== WHAT YOU HAVE TO DO ==
Using the records below, reproduce exactly the lines from the one containing "Enumerate this screenshot's" through the end, and nothing more; skip the images.

== DATA PROVIDED ==
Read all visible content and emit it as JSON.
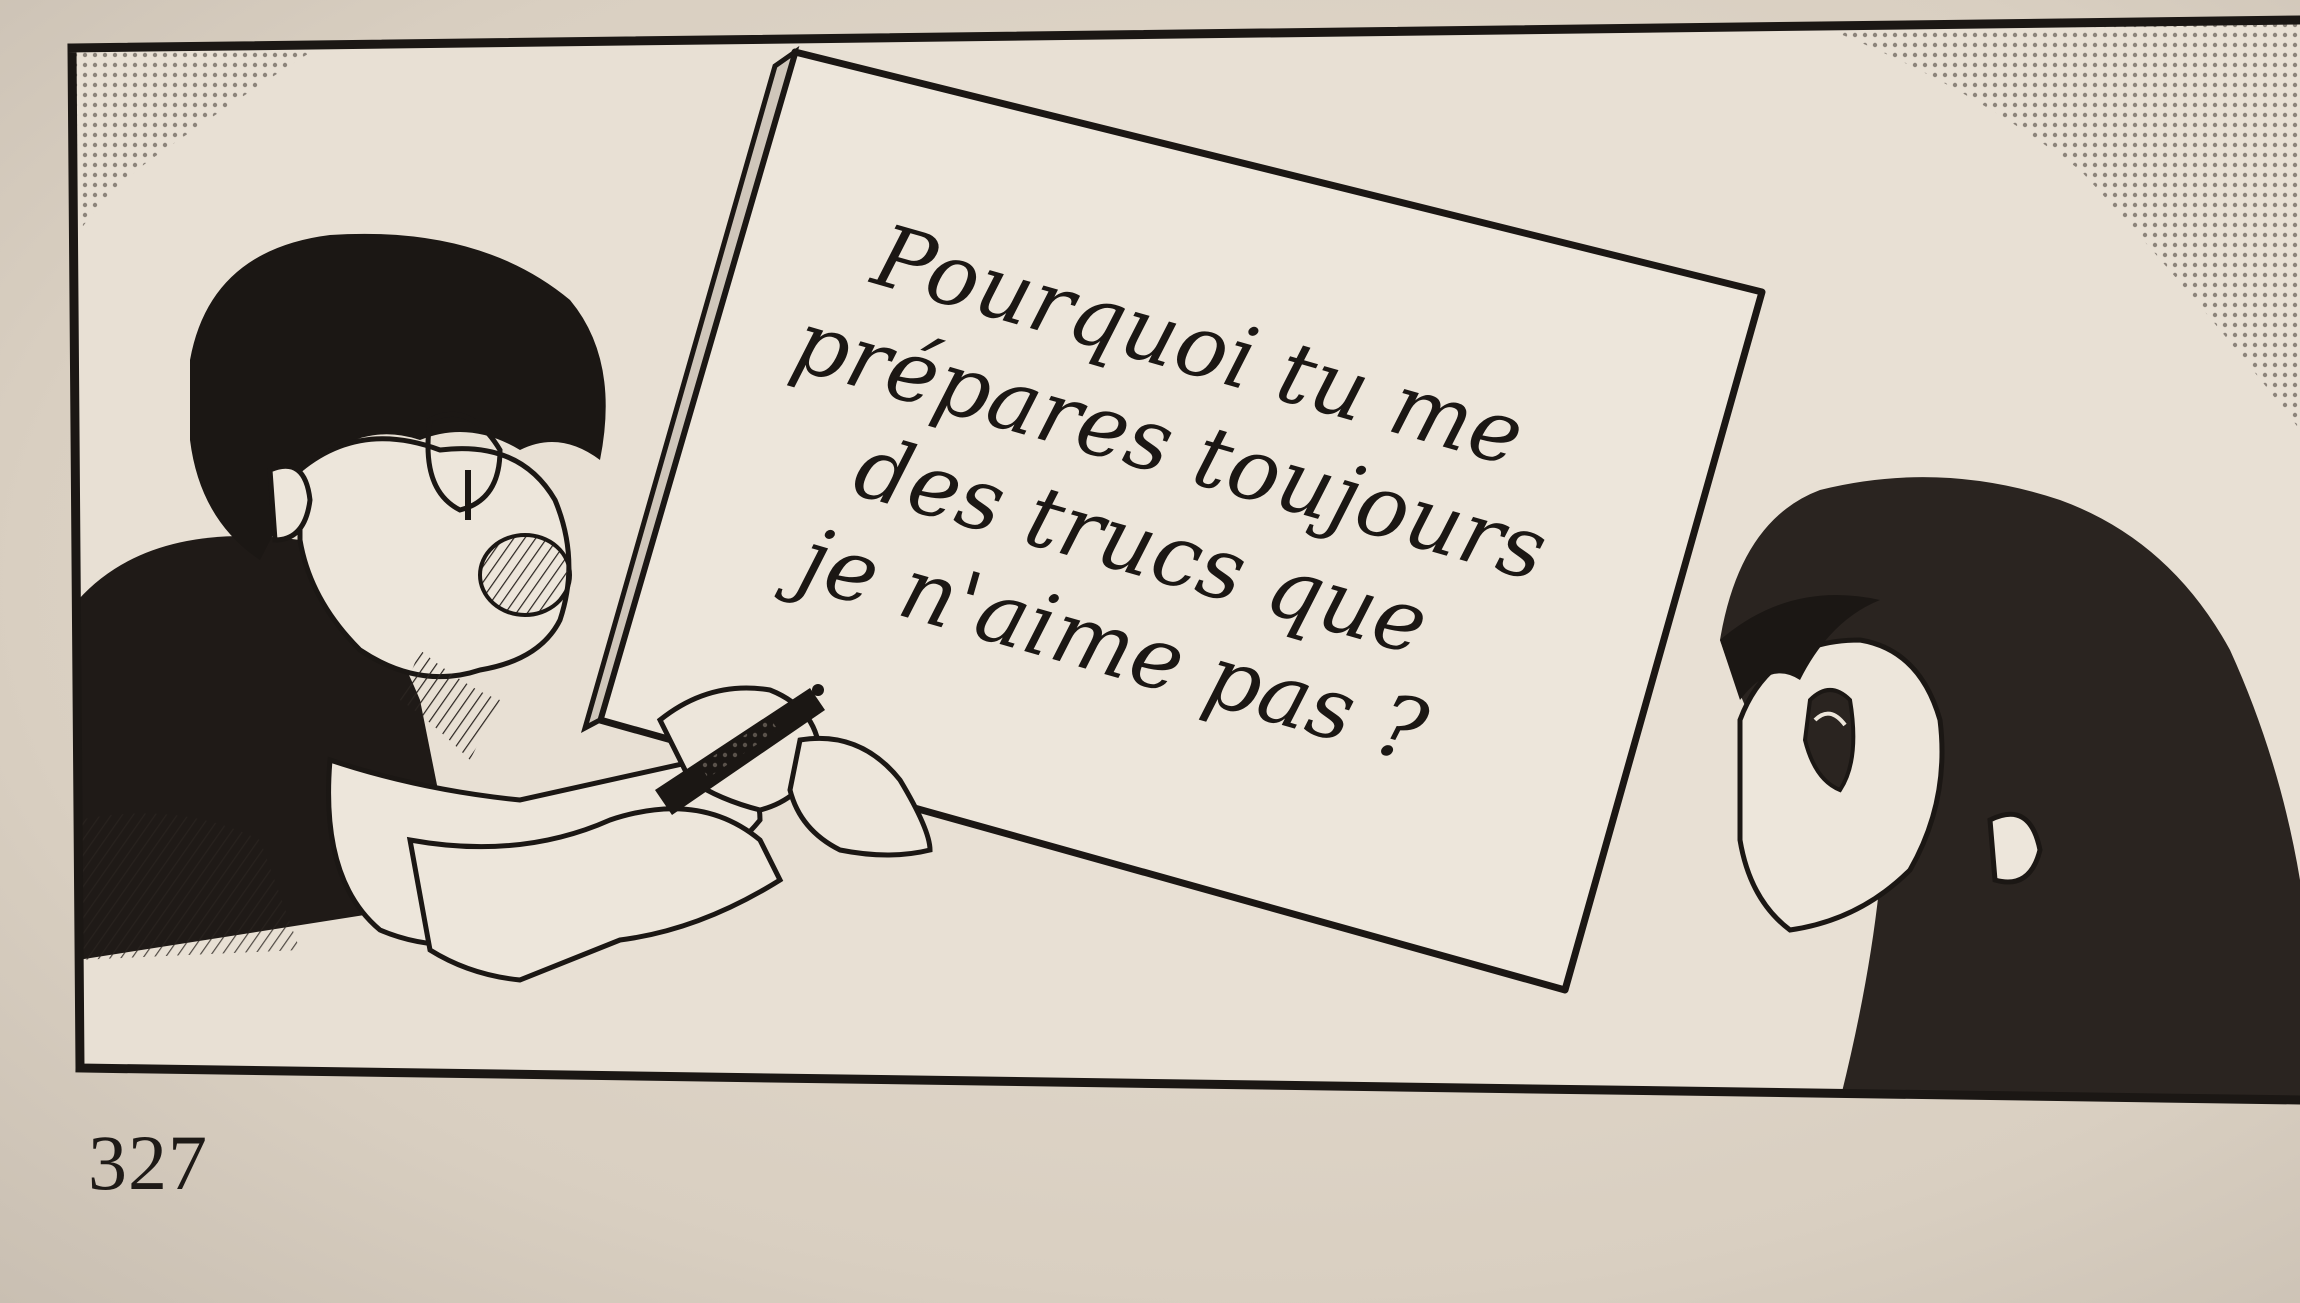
{
  "panel": {
    "sign_lines": [
      "Pourquoi tu me",
      "prépares toujours",
      "des trucs que",
      "je n'aime pas ?"
    ]
  },
  "page_number": "327",
  "colors": {
    "paper": "#ddd4c8",
    "ink": "#1b1714",
    "screentone": "#6f6760"
  },
  "icons": {
    "marker": "marker-pen-icon"
  }
}
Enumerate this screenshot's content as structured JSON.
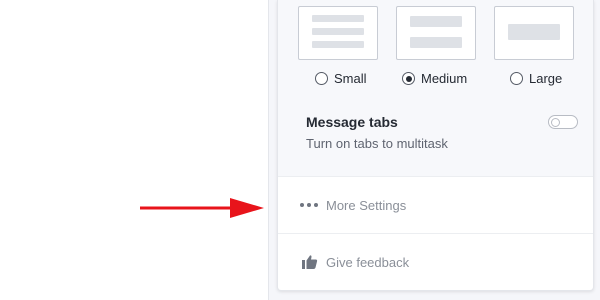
{
  "density": {
    "options": [
      {
        "label": "Small",
        "selected": false
      },
      {
        "label": "Medium",
        "selected": true
      },
      {
        "label": "Large",
        "selected": false
      }
    ]
  },
  "message_tabs": {
    "title": "Message tabs",
    "description": "Turn on tabs to multitask",
    "enabled": false
  },
  "menu": {
    "more_settings_label": "More Settings",
    "give_feedback_label": "Give feedback"
  },
  "icons": {
    "more": "more-dots-icon",
    "feedback": "thumbs-up-icon",
    "annotation": "red-arrow-icon"
  },
  "colors": {
    "arrow": "#e8141b",
    "panel_bg": "#f5f6fa",
    "text": "#252a33",
    "muted": "#8a8f98"
  }
}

== ANSWER FOR THE TASK ==
Enumerate this screenshot's content as structured JSON.
{
  "density": {
    "options": [
      {
        "label": "Small",
        "selected": false
      },
      {
        "label": "Medium",
        "selected": true
      },
      {
        "label": "Large",
        "selected": false
      }
    ]
  },
  "message_tabs": {
    "title": "Message tabs",
    "description": "Turn on tabs to multitask",
    "enabled": false
  },
  "menu": {
    "more_settings_label": "More Settings",
    "give_feedback_label": "Give feedback"
  },
  "icons": {
    "more": "more-dots-icon",
    "feedback": "thumbs-up-icon",
    "annotation": "red-arrow-icon"
  },
  "colors": {
    "arrow": "#e8141b",
    "panel_bg": "#f5f6fa",
    "text": "#252a33",
    "muted": "#8a8f98"
  }
}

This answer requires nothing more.